→ **INSTRUCTIONS TO FOLLOW**: Nothing should change. Output the data exactly.

→ **STUDY MATERIAL**:
::::

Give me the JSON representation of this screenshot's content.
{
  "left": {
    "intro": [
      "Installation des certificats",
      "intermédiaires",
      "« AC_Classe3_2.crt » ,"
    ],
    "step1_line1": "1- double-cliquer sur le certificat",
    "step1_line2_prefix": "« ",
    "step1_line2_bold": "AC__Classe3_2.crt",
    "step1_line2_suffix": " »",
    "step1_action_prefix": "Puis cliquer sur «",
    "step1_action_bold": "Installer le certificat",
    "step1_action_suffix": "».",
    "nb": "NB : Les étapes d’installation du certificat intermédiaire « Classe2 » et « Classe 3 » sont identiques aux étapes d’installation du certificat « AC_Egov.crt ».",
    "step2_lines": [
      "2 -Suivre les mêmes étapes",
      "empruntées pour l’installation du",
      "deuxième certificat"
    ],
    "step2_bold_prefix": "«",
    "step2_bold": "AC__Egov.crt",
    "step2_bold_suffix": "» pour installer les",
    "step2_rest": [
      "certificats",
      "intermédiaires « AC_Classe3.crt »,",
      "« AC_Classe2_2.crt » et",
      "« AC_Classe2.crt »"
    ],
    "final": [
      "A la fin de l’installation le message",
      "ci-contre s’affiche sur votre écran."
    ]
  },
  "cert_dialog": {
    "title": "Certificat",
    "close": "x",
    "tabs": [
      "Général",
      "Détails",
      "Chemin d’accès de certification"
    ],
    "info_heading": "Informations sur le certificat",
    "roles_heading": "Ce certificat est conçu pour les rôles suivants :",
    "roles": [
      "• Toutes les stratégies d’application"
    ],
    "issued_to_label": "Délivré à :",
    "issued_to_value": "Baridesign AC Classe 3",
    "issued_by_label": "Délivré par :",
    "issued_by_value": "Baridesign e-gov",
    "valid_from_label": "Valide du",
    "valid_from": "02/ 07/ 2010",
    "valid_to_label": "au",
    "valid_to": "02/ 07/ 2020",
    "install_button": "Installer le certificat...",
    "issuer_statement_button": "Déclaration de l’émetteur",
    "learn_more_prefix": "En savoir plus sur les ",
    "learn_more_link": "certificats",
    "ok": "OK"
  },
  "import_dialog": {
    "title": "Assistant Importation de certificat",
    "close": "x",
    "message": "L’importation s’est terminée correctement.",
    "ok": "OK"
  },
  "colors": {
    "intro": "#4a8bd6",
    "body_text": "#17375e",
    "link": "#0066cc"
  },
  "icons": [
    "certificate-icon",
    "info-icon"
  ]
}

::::

→ **EXPECTED ANSWER**:
Give me the JSON representation of this screenshot's content.
{
  "left": {
    "intro": [
      "Installation des certificats",
      "intermédiaires",
      "« AC_Classe3_2.crt » ,"
    ],
    "step1_line1": "1- double-cliquer sur le certificat",
    "step1_line2_prefix": "« ",
    "step1_line2_bold": "AC__Classe3_2.crt",
    "step1_line2_suffix": " »",
    "step1_action_prefix": "Puis cliquer sur «",
    "step1_action_bold": "Installer le certificat",
    "step1_action_suffix": "».",
    "nb": "NB : Les étapes d’installation du certificat intermédiaire « Classe2 » et « Classe 3 » sont identiques aux étapes d’installation du certificat « AC_Egov.crt ».",
    "step2_lines": [
      "2 -Suivre les mêmes étapes",
      "empruntées pour l’installation du",
      "deuxième certificat"
    ],
    "step2_bold_prefix": "«",
    "step2_bold": "AC__Egov.crt",
    "step2_bold_suffix": "» pour installer les",
    "step2_rest": [
      "certificats",
      "intermédiaires « AC_Classe3.crt »,",
      "« AC_Classe2_2.crt » et",
      "« AC_Classe2.crt »"
    ],
    "final": [
      "A la fin de l’installation le message",
      "ci-contre s’affiche sur votre écran."
    ]
  },
  "cert_dialog": {
    "title": "Certificat",
    "close": "x",
    "tabs": [
      "Général",
      "Détails",
      "Chemin d’accès de certification"
    ],
    "info_heading": "Informations sur le certificat",
    "roles_heading": "Ce certificat est conçu pour les rôles suivants :",
    "roles": [
      "• Toutes les stratégies d’application"
    ],
    "issued_to_label": "Délivré à :",
    "issued_to_value": "Baridesign AC Classe 3",
    "issued_by_label": "Délivré par :",
    "issued_by_value": "Baridesign e-gov",
    "valid_from_label": "Valide du",
    "valid_from": "02/ 07/ 2010",
    "valid_to_label": "au",
    "valid_to": "02/ 07/ 2020",
    "install_button": "Installer le certificat...",
    "issuer_statement_button": "Déclaration de l’émetteur",
    "learn_more_prefix": "En savoir plus sur les ",
    "learn_more_link": "certificats",
    "ok": "OK"
  },
  "import_dialog": {
    "title": "Assistant Importation de certificat",
    "close": "x",
    "message": "L’importation s’est terminée correctement.",
    "ok": "OK"
  },
  "colors": {
    "intro": "#4a8bd6",
    "body_text": "#17375e",
    "link": "#0066cc"
  },
  "icons": [
    "certificate-icon",
    "info-icon"
  ]
}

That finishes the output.